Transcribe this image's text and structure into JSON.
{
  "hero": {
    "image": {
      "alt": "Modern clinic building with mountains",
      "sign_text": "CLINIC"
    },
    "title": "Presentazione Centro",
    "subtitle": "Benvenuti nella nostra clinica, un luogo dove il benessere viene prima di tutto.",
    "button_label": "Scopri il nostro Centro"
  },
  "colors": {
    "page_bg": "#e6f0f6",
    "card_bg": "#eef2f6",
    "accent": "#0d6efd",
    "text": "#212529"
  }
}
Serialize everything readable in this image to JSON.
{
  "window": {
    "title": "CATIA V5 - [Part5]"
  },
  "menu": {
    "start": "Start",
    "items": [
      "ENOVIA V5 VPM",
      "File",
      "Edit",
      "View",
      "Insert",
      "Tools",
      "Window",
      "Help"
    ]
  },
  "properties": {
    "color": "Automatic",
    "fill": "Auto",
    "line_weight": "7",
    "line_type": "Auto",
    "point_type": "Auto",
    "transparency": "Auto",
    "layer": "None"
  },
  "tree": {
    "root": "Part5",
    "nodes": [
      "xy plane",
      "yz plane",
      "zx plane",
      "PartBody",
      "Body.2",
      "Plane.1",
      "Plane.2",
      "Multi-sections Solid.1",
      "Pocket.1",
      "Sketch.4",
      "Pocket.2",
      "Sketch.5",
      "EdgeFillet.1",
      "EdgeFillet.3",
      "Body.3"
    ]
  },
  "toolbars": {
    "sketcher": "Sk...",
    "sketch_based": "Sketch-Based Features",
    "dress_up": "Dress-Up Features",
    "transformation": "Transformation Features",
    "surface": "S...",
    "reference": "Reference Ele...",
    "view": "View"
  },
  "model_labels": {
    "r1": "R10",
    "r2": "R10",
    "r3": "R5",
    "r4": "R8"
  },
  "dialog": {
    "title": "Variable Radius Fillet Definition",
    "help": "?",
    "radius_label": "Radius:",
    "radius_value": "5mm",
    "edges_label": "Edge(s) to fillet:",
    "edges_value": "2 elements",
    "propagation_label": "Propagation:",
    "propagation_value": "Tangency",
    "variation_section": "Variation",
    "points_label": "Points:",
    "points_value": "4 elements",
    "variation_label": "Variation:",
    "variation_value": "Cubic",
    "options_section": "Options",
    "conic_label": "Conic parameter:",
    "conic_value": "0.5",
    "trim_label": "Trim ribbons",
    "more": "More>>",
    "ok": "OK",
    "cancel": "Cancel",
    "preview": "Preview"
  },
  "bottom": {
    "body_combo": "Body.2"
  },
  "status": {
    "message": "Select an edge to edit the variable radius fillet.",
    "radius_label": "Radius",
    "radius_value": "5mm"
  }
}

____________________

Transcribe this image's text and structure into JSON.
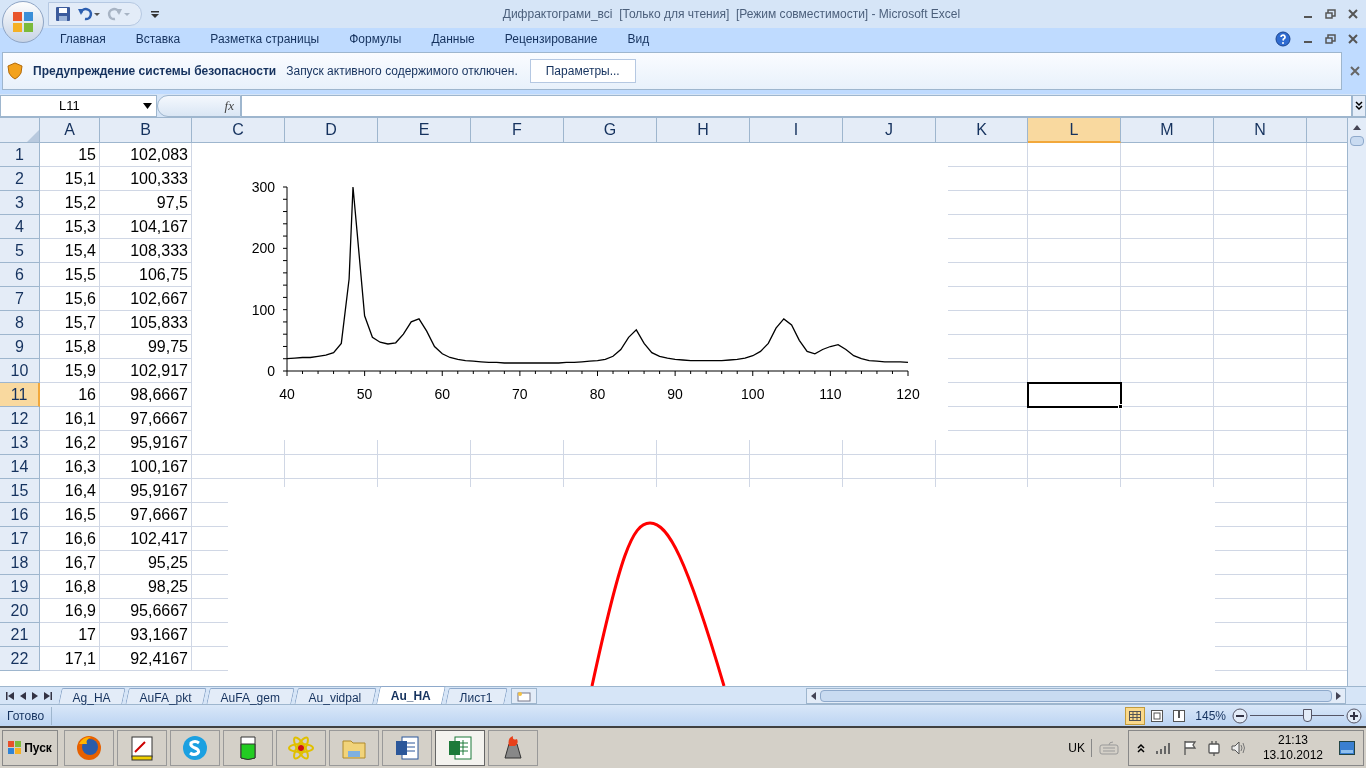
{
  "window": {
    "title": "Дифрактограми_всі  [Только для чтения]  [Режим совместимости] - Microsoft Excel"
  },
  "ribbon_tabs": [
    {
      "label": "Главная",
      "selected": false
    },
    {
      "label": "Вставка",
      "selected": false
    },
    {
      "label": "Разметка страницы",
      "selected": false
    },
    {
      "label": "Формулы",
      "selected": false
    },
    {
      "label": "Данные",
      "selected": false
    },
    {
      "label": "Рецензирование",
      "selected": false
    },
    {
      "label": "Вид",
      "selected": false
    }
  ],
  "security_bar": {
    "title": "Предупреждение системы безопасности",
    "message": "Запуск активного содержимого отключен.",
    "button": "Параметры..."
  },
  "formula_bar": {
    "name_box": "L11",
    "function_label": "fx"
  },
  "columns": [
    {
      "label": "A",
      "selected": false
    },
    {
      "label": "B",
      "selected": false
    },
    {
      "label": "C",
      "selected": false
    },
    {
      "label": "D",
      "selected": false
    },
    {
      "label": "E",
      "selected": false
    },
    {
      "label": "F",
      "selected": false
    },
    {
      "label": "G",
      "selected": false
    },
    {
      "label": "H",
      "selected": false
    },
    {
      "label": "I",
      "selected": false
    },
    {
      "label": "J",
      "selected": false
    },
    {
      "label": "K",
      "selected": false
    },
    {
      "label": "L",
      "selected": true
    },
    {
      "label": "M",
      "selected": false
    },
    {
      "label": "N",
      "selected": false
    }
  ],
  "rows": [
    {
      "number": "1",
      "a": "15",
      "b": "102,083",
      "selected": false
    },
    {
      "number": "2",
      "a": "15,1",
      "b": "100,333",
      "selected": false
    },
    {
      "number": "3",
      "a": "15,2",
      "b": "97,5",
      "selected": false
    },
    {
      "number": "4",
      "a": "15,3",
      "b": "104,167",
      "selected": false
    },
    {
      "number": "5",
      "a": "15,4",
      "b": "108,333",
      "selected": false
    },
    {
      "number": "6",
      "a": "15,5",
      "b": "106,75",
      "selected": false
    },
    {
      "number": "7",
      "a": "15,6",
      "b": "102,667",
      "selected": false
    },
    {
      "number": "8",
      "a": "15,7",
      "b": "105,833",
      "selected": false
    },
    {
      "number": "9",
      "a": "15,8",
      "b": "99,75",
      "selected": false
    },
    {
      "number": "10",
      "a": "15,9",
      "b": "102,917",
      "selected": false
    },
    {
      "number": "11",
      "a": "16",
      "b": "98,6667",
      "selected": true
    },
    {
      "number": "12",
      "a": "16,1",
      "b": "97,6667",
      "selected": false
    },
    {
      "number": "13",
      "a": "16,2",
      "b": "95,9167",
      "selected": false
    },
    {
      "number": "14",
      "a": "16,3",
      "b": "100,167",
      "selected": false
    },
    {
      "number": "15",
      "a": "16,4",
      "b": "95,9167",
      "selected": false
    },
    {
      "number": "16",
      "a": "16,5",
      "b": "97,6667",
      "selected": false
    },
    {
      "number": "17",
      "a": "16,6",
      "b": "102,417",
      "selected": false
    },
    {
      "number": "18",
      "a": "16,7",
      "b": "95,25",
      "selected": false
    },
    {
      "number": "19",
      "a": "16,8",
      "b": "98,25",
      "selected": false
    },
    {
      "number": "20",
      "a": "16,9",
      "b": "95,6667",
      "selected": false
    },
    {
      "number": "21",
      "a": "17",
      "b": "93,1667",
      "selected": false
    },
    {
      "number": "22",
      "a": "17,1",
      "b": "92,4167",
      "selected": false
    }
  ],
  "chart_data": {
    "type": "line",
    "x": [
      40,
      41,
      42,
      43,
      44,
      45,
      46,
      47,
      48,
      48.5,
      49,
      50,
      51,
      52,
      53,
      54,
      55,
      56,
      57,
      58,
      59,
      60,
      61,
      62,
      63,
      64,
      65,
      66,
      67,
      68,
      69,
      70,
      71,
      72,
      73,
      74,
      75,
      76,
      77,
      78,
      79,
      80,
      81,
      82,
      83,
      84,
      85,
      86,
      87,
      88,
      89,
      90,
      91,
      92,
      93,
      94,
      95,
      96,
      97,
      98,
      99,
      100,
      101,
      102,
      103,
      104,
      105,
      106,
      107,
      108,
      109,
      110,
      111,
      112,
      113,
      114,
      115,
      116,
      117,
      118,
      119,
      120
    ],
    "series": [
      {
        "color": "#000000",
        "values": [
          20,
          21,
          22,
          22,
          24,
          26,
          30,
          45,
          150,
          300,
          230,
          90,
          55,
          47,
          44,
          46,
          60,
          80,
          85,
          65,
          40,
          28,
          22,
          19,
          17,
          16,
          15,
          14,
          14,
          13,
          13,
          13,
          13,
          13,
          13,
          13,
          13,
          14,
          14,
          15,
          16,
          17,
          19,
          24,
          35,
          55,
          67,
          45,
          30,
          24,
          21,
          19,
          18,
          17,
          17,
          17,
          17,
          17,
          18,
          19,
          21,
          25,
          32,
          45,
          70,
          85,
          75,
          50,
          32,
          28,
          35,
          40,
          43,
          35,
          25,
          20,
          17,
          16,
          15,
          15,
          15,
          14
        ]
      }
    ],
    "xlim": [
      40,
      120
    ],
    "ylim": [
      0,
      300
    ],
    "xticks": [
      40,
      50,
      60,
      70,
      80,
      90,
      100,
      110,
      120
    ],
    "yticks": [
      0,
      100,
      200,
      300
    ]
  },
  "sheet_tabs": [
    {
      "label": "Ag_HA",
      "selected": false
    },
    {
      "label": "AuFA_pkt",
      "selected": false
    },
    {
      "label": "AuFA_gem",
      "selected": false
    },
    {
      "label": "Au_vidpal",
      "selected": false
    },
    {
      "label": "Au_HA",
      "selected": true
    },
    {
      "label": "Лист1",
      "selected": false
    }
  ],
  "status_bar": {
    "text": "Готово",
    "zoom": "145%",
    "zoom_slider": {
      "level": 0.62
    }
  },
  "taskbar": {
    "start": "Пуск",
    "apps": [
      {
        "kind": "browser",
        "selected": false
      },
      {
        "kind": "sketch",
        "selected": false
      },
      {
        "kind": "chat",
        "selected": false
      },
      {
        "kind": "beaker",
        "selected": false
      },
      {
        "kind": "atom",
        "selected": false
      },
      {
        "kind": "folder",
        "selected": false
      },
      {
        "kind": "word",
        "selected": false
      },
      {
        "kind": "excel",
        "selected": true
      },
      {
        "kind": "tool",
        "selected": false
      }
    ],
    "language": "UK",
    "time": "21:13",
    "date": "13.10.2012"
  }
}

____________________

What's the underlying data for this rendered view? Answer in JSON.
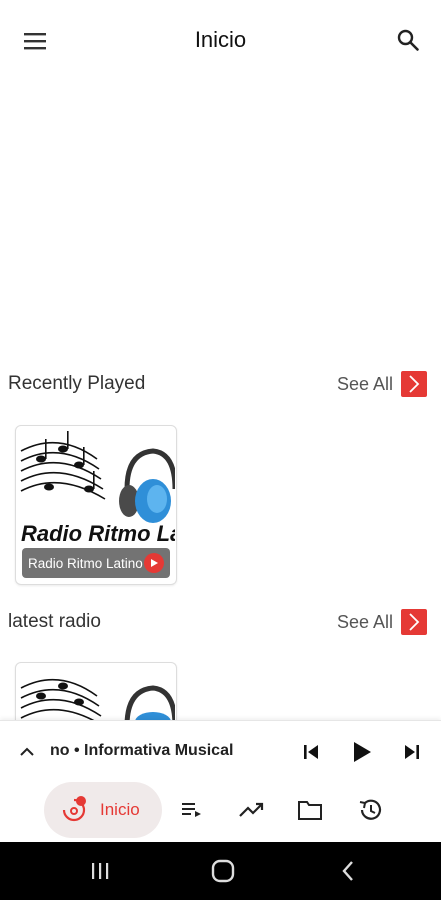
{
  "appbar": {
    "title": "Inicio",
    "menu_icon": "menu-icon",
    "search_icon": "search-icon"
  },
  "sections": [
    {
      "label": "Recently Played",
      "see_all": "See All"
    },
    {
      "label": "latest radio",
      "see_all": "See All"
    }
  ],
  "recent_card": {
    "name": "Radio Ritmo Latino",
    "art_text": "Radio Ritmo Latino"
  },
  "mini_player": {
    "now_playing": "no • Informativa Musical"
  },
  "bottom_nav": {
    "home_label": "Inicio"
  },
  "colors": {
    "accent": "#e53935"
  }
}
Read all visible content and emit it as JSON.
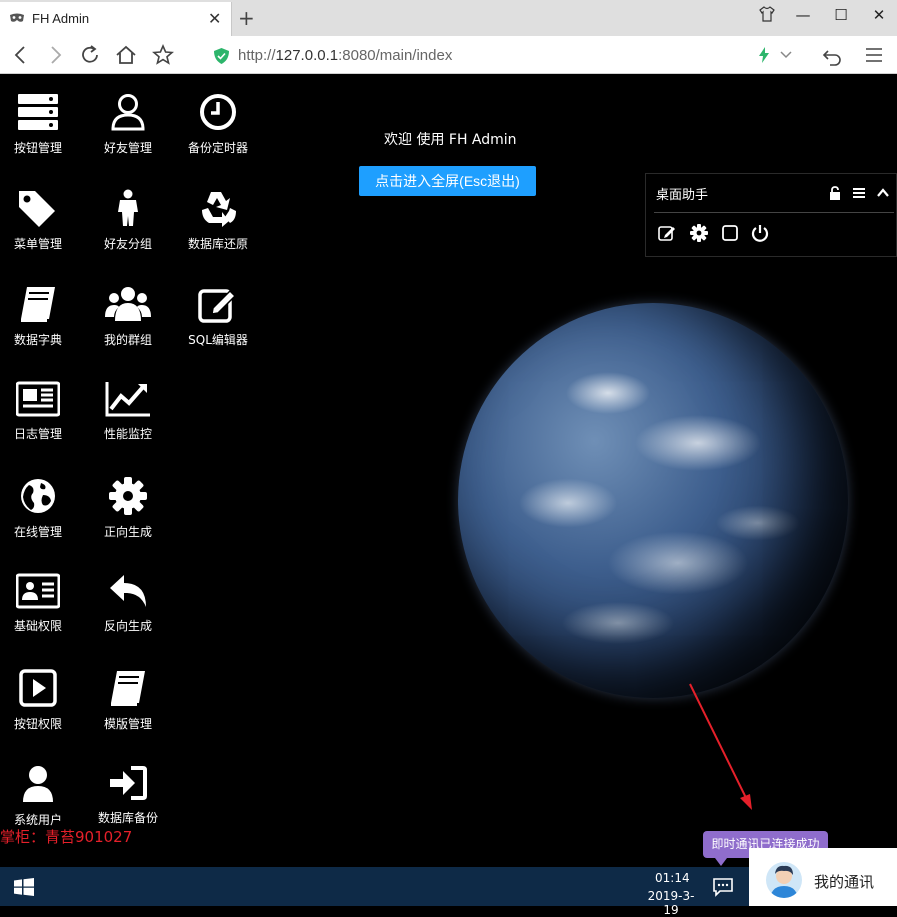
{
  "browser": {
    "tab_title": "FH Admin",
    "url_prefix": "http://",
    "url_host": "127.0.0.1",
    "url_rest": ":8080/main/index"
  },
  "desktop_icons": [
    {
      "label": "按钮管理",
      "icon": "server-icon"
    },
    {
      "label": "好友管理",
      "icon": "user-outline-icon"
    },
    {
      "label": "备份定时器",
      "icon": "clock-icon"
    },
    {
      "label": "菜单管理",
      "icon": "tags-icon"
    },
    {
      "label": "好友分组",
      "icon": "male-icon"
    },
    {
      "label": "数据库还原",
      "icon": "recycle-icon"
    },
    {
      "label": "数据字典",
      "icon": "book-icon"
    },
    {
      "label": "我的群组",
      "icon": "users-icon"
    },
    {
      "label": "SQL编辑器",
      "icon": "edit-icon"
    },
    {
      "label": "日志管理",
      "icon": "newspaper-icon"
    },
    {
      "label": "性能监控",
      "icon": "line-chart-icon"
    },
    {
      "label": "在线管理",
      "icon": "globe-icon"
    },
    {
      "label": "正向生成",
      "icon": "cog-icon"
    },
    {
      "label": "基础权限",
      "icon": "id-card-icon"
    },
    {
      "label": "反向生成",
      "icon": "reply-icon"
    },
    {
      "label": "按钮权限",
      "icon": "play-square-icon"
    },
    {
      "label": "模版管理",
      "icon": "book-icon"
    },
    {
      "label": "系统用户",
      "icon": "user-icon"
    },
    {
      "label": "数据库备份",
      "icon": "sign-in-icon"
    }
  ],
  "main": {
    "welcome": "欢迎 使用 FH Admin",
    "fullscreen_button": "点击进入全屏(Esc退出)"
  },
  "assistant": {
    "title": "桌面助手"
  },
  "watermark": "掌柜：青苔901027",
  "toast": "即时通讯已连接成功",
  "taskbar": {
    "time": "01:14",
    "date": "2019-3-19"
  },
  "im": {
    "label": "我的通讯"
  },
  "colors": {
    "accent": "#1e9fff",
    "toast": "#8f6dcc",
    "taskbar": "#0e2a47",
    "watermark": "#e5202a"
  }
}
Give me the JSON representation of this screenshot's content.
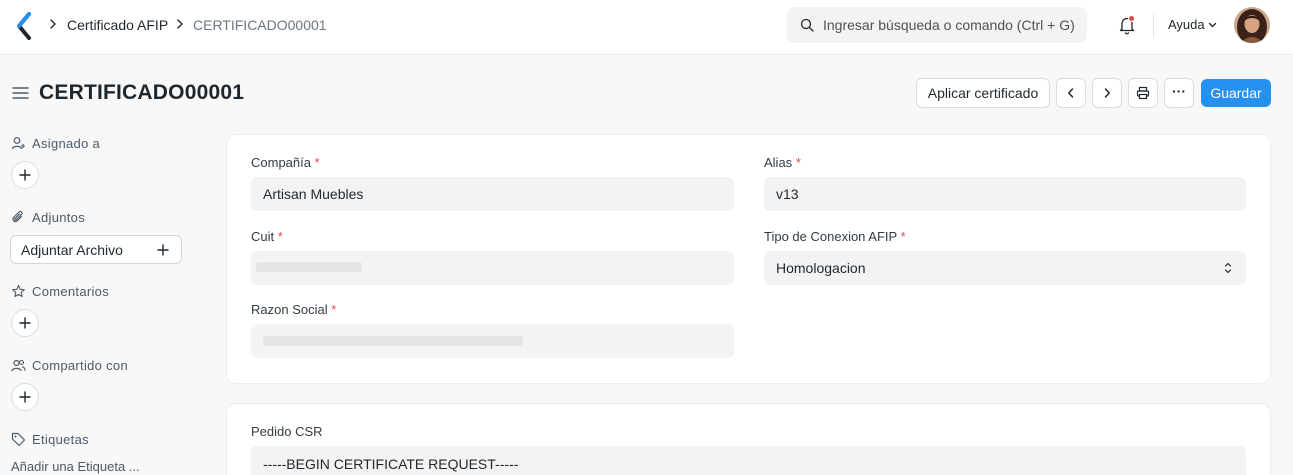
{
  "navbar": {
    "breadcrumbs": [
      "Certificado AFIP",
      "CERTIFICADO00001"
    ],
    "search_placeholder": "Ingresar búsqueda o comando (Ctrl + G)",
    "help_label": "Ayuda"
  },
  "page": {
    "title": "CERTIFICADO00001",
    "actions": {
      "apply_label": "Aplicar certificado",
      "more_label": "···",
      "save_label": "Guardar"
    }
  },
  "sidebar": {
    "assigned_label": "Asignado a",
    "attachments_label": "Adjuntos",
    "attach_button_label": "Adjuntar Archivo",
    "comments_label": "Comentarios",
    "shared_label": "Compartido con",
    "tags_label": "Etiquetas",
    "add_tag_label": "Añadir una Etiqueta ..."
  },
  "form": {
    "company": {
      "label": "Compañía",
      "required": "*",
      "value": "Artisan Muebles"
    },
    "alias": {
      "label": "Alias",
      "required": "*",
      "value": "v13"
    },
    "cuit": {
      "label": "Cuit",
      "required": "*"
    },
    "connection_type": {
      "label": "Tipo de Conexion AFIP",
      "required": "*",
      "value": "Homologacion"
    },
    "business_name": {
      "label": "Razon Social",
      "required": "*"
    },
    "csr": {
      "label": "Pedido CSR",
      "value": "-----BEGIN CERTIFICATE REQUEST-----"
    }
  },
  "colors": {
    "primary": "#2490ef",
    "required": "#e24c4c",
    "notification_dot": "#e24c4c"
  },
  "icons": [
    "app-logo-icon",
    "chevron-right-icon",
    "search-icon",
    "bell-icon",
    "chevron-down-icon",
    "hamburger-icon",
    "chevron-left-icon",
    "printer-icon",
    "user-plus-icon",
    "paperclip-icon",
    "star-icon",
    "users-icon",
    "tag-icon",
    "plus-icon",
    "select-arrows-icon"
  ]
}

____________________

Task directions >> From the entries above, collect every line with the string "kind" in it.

Final answer >>
        "kind": "browser",
        "kind": "sketch",
        "kind": "chat",
        "kind": "beaker",
        "kind": "atom",
        "kind": "folder",
        "kind": "word",
        "kind": "excel",
        "kind": "tool",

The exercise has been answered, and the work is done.